[[ Extracted data, beginning ]]

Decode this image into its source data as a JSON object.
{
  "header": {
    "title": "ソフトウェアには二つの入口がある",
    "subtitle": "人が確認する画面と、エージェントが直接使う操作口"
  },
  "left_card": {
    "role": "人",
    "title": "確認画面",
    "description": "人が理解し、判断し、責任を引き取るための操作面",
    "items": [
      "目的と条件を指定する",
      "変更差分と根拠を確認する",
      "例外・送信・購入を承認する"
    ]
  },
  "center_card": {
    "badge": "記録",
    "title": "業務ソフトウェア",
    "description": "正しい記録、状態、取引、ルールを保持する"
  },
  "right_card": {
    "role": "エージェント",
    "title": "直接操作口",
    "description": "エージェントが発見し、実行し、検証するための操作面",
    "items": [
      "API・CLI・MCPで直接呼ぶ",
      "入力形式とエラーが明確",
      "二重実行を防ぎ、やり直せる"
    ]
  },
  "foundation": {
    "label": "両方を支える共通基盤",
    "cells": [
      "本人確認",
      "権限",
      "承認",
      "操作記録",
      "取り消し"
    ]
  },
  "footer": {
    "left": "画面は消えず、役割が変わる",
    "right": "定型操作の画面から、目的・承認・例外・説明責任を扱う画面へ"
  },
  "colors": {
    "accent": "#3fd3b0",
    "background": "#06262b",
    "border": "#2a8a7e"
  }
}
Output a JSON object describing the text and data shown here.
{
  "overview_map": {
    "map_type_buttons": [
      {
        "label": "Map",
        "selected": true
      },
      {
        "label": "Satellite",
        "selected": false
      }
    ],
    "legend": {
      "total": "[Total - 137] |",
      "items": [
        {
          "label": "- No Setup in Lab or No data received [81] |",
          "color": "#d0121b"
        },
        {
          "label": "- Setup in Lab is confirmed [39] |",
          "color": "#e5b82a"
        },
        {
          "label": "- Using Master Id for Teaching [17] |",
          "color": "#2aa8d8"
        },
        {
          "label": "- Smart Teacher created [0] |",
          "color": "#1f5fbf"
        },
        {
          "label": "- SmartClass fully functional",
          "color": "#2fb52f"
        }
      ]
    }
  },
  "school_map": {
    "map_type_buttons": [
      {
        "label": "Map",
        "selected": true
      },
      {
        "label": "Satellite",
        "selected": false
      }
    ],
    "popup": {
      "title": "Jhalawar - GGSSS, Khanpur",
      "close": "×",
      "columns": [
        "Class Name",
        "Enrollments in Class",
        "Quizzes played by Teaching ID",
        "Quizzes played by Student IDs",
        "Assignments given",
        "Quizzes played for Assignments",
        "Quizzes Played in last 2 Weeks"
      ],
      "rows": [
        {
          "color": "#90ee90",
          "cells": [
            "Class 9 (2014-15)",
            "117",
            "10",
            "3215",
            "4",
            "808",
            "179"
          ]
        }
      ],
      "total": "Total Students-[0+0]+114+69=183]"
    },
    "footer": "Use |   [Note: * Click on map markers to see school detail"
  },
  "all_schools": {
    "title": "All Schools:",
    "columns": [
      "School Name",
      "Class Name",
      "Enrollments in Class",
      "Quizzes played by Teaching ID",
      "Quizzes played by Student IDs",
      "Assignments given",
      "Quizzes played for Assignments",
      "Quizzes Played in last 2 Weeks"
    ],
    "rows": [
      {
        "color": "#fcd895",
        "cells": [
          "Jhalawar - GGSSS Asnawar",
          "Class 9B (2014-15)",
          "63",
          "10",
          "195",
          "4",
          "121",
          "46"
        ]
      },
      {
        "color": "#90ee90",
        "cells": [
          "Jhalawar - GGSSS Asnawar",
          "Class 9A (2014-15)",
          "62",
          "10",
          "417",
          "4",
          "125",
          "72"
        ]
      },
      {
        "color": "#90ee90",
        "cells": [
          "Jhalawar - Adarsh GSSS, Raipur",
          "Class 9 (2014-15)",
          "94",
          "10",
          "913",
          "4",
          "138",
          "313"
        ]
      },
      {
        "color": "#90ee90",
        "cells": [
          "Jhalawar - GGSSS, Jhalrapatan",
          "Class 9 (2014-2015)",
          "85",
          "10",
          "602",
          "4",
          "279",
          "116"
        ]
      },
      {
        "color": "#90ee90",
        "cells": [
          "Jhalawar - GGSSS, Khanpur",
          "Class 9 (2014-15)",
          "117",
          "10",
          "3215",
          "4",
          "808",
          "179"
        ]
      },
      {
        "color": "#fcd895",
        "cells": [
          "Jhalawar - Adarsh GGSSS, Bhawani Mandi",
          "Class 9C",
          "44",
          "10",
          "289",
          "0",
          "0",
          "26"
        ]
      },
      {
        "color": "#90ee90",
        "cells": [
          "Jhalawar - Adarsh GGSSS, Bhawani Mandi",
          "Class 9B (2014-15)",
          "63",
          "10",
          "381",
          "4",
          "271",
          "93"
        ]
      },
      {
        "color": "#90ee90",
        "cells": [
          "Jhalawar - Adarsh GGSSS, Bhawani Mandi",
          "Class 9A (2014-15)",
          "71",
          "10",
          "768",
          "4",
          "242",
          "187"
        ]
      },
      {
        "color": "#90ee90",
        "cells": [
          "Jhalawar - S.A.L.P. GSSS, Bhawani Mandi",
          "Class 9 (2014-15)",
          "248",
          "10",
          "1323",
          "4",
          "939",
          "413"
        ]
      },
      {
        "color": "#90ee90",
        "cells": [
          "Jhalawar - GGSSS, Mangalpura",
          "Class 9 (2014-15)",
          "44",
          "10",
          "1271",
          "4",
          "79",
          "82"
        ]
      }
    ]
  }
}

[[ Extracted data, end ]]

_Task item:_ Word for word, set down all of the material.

_Solution to the exercise:_
Decode this image into its source data as a JSON object.
{
  "header": {
    "title": "ソフトウェアには二つの入口がある",
    "subtitle": "人が確認する画面と、エージェントが直接使う操作口"
  },
  "left_card": {
    "role": "人",
    "title": "確認画面",
    "description": "人が理解し、判断し、責任を引き取るための操作面",
    "items": [
      "目的と条件を指定する",
      "変更差分と根拠を確認する",
      "例外・送信・購入を承認する"
    ]
  },
  "center_card": {
    "badge": "記録",
    "title": "業務ソフトウェア",
    "description": "正しい記録、状態、取引、ルールを保持する"
  },
  "right_card": {
    "role": "エージェント",
    "title": "直接操作口",
    "description": "エージェントが発見し、実行し、検証するための操作面",
    "items": [
      "API・CLI・MCPで直接呼ぶ",
      "入力形式とエラーが明確",
      "二重実行を防ぎ、やり直せる"
    ]
  },
  "foundation": {
    "label": "両方を支える共通基盤",
    "cells": [
      "本人確認",
      "権限",
      "承認",
      "操作記録",
      "取り消し"
    ]
  },
  "footer": {
    "left": "画面は消えず、役割が変わる",
    "right": "定型操作の画面から、目的・承認・例外・説明責任を扱う画面へ"
  },
  "colors": {
    "accent": "#3fd3b0",
    "background": "#06262b",
    "border": "#2a8a7e"
  }
}
Output a JSON object describing the text and data shown here.
{
  "overview_map": {
    "map_type_buttons": [
      {
        "label": "Map",
        "selected": true
      },
      {
        "label": "Satellite",
        "selected": false
      }
    ],
    "legend": {
      "total": "[Total - 137] |",
      "items": [
        {
          "label": "- No Setup in Lab or No data received [81] |",
          "color": "#d0121b"
        },
        {
          "label": "- Setup in Lab is confirmed [39] |",
          "color": "#e5b82a"
        },
        {
          "label": "- Using Master Id for Teaching [17] |",
          "color": "#2aa8d8"
        },
        {
          "label": "- Smart Teacher created [0] |",
          "color": "#1f5fbf"
        },
        {
          "label": "- SmartClass fully functional",
          "color": "#2fb52f"
        }
      ]
    }
  },
  "school_map": {
    "map_type_buttons": [
      {
        "label": "Map",
        "selected": true
      },
      {
        "label": "Satellite",
        "selected": false
      }
    ],
    "popup": {
      "title": "Jhalawar - GGSSS, Khanpur",
      "close": "×",
      "columns": [
        "Class Name",
        "Enrollments in Class",
        "Quizzes played by Teaching ID",
        "Quizzes played by Student IDs",
        "Assignments given",
        "Quizzes played for Assignments",
        "Quizzes Played in last 2 Weeks"
      ],
      "rows": [
        {
          "color": "#90ee90",
          "cells": [
            "Class 9 (2014-15)",
            "117",
            "10",
            "3215",
            "4",
            "808",
            "179"
          ]
        }
      ],
      "total": "Total Students-[0+0]+114+69=183]"
    },
    "footer": "Use |   [Note: * Click on map markers to see school detail"
  },
  "all_schools": {
    "title": "All Schools:",
    "columns": [
      "School Name",
      "Class Name",
      "Enrollments in Class",
      "Quizzes played by Teaching ID",
      "Quizzes played by Student IDs",
      "Assignments given",
      "Quizzes played for Assignments",
      "Quizzes Played in last 2 Weeks"
    ],
    "rows": [
      {
        "color": "#fcd895",
        "cells": [
          "Jhalawar - GGSSS Asnawar",
          "Class 9B (2014-15)",
          "63",
          "10",
          "195",
          "4",
          "121",
          "46"
        ]
      },
      {
        "color": "#90ee90",
        "cells": [
          "Jhalawar - GGSSS Asnawar",
          "Class 9A (2014-15)",
          "62",
          "10",
          "417",
          "4",
          "125",
          "72"
        ]
      },
      {
        "color": "#90ee90",
        "cells": [
          "Jhalawar - Adarsh GSSS, Raipur",
          "Class 9 (2014-15)",
          "94",
          "10",
          "913",
          "4",
          "138",
          "313"
        ]
      },
      {
        "color": "#90ee90",
        "cells": [
          "Jhalawar - GGSSS, Jhalrapatan",
          "Class 9 (2014-2015)",
          "85",
          "10",
          "602",
          "4",
          "279",
          "116"
        ]
      },
      {
        "color": "#90ee90",
        "cells": [
          "Jhalawar - GGSSS, Khanpur",
          "Class 9 (2014-15)",
          "117",
          "10",
          "3215",
          "4",
          "808",
          "179"
        ]
      },
      {
        "color": "#fcd895",
        "cells": [
          "Jhalawar - Adarsh GGSSS, Bhawani Mandi",
          "Class 9C",
          "44",
          "10",
          "289",
          "0",
          "0",
          "26"
        ]
      },
      {
        "color": "#90ee90",
        "cells": [
          "Jhalawar - Adarsh GGSSS, Bhawani Mandi",
          "Class 9B (2014-15)",
          "63",
          "10",
          "381",
          "4",
          "271",
          "93"
        ]
      },
      {
        "color": "#90ee90",
        "cells": [
          "Jhalawar - Adarsh GGSSS, Bhawani Mandi",
          "Class 9A (2014-15)",
          "71",
          "10",
          "768",
          "4",
          "242",
          "187"
        ]
      },
      {
        "color": "#90ee90",
        "cells": [
          "Jhalawar - S.A.L.P. GSSS, Bhawani Mandi",
          "Class 9 (2014-15)",
          "248",
          "10",
          "1323",
          "4",
          "939",
          "413"
        ]
      },
      {
        "color": "#90ee90",
        "cells": [
          "Jhalawar - GGSSS, Mangalpura",
          "Class 9 (2014-15)",
          "44",
          "10",
          "1271",
          "4",
          "79",
          "82"
        ]
      }
    ]
  }
}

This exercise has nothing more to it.